▸ **PROVIDED DATA**
________________________

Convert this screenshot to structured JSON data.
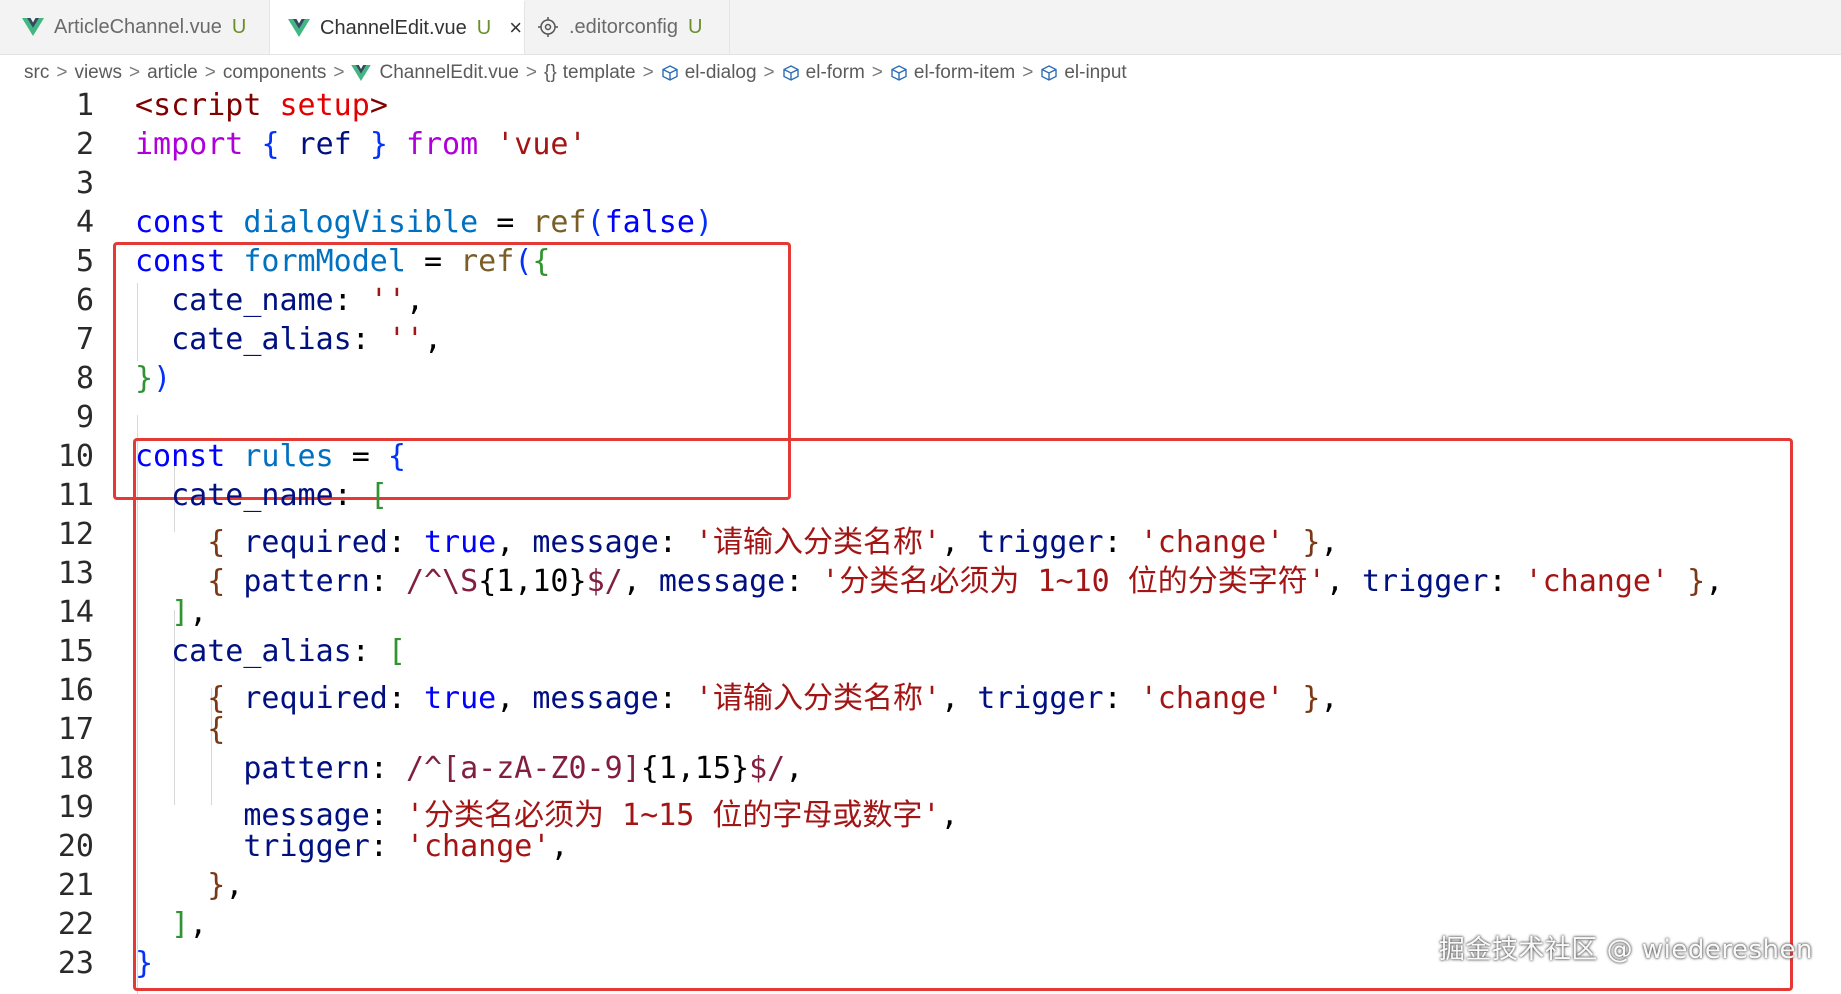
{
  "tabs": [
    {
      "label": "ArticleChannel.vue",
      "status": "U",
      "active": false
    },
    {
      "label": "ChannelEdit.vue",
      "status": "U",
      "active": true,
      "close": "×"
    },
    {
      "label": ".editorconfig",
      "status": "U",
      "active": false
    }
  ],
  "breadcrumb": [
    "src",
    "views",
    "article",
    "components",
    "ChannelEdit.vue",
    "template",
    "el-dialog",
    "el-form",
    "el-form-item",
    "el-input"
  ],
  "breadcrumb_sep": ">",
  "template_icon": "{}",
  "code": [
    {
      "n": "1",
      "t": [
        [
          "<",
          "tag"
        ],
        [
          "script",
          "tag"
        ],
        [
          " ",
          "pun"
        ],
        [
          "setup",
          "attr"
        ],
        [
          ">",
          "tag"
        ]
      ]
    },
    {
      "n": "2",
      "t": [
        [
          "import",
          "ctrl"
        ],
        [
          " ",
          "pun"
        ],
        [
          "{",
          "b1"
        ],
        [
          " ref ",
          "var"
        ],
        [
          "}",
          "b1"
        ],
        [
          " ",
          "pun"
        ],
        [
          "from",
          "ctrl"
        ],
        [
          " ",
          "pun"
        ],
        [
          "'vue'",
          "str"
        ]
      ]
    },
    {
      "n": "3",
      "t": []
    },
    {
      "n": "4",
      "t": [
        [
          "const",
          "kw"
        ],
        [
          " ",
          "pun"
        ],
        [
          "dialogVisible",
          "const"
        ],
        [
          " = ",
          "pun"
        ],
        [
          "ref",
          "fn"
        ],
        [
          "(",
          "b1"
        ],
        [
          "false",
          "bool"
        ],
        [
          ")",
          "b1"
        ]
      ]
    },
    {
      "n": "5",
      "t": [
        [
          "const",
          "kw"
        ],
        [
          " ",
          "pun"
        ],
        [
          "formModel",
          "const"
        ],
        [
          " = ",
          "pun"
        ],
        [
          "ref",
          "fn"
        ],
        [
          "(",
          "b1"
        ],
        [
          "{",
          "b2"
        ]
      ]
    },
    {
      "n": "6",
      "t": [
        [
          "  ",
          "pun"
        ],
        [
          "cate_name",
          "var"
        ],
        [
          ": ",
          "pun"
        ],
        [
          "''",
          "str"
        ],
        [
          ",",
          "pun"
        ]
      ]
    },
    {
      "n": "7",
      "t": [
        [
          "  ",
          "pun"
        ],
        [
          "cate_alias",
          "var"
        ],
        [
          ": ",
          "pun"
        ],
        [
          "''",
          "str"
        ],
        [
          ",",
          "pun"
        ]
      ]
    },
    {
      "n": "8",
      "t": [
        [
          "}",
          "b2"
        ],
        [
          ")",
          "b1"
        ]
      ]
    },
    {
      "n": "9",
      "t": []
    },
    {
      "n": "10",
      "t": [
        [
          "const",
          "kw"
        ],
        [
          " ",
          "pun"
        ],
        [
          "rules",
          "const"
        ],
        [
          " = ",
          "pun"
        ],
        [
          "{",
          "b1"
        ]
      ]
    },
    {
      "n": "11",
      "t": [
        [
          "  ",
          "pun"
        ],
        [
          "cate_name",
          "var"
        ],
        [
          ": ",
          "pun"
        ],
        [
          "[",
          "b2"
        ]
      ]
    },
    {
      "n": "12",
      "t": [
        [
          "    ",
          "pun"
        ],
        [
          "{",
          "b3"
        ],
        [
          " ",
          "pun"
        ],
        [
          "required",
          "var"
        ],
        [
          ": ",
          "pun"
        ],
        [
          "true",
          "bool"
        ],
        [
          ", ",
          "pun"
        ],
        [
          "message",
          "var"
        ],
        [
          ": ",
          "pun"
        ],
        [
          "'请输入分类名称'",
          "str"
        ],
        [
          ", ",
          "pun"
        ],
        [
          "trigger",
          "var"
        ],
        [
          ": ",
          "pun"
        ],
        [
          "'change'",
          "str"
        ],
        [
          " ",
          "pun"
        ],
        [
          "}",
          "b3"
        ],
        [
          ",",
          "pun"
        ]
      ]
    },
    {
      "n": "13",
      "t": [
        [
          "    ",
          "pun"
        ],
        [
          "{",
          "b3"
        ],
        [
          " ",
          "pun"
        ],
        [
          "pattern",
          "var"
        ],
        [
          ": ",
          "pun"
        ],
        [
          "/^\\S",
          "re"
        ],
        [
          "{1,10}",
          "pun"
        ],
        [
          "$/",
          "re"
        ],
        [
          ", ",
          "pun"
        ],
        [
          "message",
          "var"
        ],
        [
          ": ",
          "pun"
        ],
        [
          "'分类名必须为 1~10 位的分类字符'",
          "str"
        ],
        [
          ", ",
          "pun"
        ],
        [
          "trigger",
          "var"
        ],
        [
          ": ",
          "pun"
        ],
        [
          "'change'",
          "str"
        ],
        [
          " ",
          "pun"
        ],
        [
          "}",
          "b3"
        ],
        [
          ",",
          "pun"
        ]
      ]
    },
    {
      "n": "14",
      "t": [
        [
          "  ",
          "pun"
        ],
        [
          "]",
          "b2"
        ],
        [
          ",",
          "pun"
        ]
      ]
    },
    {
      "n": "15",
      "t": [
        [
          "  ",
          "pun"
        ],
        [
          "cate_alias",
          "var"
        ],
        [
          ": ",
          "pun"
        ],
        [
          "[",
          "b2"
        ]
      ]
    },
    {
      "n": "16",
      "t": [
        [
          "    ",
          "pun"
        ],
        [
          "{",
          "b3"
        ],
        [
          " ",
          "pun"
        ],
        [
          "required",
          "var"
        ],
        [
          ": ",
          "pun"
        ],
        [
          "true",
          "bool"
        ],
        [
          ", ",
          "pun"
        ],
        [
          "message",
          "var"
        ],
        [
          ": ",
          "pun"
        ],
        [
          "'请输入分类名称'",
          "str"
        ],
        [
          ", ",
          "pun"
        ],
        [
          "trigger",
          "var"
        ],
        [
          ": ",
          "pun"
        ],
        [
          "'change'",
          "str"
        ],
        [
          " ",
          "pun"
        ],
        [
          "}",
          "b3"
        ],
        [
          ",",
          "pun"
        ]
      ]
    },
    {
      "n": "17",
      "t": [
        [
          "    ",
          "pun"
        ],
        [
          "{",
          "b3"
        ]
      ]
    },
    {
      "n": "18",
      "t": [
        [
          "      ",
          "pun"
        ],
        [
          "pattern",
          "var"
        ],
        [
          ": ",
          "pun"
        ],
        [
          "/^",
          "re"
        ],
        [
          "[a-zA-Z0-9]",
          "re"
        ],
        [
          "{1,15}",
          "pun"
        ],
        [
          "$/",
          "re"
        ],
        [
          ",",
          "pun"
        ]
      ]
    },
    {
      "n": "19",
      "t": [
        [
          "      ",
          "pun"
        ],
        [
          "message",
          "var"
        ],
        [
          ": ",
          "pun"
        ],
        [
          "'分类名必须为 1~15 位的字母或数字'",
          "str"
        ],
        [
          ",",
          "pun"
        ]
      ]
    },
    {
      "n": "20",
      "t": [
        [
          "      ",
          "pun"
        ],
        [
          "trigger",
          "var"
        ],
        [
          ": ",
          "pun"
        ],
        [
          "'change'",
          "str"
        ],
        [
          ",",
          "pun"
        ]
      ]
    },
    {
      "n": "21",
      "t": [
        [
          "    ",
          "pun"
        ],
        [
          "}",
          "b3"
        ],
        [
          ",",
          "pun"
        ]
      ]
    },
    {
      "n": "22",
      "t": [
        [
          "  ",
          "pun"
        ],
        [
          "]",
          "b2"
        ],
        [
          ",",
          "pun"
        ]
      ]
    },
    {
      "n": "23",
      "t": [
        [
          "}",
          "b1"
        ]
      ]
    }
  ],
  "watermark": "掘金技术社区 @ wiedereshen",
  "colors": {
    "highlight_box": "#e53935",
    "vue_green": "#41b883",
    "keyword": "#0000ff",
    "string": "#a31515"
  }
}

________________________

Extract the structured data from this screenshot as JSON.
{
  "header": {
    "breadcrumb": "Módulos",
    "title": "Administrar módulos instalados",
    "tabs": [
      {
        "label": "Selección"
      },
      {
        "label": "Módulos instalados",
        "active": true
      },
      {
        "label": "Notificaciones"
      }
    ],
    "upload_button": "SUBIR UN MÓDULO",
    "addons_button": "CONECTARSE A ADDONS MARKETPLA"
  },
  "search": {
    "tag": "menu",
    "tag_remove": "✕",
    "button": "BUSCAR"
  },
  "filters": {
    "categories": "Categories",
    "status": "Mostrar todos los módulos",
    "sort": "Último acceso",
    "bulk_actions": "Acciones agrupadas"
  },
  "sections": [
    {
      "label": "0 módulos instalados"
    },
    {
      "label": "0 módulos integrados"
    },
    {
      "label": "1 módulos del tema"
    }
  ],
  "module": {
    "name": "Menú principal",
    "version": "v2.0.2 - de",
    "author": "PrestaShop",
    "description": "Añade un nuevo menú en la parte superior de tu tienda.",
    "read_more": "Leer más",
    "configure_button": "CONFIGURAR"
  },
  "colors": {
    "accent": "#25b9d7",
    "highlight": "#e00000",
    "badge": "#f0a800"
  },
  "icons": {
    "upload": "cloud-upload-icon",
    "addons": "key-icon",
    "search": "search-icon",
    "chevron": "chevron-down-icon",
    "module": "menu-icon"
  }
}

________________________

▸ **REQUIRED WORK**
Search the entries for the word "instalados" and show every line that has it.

▸ **EXERCISE SOLUTION**
    "title": "Administrar módulos instalados",
        "label": "Módulos instalados",
      "label": "0 módulos instalados"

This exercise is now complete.